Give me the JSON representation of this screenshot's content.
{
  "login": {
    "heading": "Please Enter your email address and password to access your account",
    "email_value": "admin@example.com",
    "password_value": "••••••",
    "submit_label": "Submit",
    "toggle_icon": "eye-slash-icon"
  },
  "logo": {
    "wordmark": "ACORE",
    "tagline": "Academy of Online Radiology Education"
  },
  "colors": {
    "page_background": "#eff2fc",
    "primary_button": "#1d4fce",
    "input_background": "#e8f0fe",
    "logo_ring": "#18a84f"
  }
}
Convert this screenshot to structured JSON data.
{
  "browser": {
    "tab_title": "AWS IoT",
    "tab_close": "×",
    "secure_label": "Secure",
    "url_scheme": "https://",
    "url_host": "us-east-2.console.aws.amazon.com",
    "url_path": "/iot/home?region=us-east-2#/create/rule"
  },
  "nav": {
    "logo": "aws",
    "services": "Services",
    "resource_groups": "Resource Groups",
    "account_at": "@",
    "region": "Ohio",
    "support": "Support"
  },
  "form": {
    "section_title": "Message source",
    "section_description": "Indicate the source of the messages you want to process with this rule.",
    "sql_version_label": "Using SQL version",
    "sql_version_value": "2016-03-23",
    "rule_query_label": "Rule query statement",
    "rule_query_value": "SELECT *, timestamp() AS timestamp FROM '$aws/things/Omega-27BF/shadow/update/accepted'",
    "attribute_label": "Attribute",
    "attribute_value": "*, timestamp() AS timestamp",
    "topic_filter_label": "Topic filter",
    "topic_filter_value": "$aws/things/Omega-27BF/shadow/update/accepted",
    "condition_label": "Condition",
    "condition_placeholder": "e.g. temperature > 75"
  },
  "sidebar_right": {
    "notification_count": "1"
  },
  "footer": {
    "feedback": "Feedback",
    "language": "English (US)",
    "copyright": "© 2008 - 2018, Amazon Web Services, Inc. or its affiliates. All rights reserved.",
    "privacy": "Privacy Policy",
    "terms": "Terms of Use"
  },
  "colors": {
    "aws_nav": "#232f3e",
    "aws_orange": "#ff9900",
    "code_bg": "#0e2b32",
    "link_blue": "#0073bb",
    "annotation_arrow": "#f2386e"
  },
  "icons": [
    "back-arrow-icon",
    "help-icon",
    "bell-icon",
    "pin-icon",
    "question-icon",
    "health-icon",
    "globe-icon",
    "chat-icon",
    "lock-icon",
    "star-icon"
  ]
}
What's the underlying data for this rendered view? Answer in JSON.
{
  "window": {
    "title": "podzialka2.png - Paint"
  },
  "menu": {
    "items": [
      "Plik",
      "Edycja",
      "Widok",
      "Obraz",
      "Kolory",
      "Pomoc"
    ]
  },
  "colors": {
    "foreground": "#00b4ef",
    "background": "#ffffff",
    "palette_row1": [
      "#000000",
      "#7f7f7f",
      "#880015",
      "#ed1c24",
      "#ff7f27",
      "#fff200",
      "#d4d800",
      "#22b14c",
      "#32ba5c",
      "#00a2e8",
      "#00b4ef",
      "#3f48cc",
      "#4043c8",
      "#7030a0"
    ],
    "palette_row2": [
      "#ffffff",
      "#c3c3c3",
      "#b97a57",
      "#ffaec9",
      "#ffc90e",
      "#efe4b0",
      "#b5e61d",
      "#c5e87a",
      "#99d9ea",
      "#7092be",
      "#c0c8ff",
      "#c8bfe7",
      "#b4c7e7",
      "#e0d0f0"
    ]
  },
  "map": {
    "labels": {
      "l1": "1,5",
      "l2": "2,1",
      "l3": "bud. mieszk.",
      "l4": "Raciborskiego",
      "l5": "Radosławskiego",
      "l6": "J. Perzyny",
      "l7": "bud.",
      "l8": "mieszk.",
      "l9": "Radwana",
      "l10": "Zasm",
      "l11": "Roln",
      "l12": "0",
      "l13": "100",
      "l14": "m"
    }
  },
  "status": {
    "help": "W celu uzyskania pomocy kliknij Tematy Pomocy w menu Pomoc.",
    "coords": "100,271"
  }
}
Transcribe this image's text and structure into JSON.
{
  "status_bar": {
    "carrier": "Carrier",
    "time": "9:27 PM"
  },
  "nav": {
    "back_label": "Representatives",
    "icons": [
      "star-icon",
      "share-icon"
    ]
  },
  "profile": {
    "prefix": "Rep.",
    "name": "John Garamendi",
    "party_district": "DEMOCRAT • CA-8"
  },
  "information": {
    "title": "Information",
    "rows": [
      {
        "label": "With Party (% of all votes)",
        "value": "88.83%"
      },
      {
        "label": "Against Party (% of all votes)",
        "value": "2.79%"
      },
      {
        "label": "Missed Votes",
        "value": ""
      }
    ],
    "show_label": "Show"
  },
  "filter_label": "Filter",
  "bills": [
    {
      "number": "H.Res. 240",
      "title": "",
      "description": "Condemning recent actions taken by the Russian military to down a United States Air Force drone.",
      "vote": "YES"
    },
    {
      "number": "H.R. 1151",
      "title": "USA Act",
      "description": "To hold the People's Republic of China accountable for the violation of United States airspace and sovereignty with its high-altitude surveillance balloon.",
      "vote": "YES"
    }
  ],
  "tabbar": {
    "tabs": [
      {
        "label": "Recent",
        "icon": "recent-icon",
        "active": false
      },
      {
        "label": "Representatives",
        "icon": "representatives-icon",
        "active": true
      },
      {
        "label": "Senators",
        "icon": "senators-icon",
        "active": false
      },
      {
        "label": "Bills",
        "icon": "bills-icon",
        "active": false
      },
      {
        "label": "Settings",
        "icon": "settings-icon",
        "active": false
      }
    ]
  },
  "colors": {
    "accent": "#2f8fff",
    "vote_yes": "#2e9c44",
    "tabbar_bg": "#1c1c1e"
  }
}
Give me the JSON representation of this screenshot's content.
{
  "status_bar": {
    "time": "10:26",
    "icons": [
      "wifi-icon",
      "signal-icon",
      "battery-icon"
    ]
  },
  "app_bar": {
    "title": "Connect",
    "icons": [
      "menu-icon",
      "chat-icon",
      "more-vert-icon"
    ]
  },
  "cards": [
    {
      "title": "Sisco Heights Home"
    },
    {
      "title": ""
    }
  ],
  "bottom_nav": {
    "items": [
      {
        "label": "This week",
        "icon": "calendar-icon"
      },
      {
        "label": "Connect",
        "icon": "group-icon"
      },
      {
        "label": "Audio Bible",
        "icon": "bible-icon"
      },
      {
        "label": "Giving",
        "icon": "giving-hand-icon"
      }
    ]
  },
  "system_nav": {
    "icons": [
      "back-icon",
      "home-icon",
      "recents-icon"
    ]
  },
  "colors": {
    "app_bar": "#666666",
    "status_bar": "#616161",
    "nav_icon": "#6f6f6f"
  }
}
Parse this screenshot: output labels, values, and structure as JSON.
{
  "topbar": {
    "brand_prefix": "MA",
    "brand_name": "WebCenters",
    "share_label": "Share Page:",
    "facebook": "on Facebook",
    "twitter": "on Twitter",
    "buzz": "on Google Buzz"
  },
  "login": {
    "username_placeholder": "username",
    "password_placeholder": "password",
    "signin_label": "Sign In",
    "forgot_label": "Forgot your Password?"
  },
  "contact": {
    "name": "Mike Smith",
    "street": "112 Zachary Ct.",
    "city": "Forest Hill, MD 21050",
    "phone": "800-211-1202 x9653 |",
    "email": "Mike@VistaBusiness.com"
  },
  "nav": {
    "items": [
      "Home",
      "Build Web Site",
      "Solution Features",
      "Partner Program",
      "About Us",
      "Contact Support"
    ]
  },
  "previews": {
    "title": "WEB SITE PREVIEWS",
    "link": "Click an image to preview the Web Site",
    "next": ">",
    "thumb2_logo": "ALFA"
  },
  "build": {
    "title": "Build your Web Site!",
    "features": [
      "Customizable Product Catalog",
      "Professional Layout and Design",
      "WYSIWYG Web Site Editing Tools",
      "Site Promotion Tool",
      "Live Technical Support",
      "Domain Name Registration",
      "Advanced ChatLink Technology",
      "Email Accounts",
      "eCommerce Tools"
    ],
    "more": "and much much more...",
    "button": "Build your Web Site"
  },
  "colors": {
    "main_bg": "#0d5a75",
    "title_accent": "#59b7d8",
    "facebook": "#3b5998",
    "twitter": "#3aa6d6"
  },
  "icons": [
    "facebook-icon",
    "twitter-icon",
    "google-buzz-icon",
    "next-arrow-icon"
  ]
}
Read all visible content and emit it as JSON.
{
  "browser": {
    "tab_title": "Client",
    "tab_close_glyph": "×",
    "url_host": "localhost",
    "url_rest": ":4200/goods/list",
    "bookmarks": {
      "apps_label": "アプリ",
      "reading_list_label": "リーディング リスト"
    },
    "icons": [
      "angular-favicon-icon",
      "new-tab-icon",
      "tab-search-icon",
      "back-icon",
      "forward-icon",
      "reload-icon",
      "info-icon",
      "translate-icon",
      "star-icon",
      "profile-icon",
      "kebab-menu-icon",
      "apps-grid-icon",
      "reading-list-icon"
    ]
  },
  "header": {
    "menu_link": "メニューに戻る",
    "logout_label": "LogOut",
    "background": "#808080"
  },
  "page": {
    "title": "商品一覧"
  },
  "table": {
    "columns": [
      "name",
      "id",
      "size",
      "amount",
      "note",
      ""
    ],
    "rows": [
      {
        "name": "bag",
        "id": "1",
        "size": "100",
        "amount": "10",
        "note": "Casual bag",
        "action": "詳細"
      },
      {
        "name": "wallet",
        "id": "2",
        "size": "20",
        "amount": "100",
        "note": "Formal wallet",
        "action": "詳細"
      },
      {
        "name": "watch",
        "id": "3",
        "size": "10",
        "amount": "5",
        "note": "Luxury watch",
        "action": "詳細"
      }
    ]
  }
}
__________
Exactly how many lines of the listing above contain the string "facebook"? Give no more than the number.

3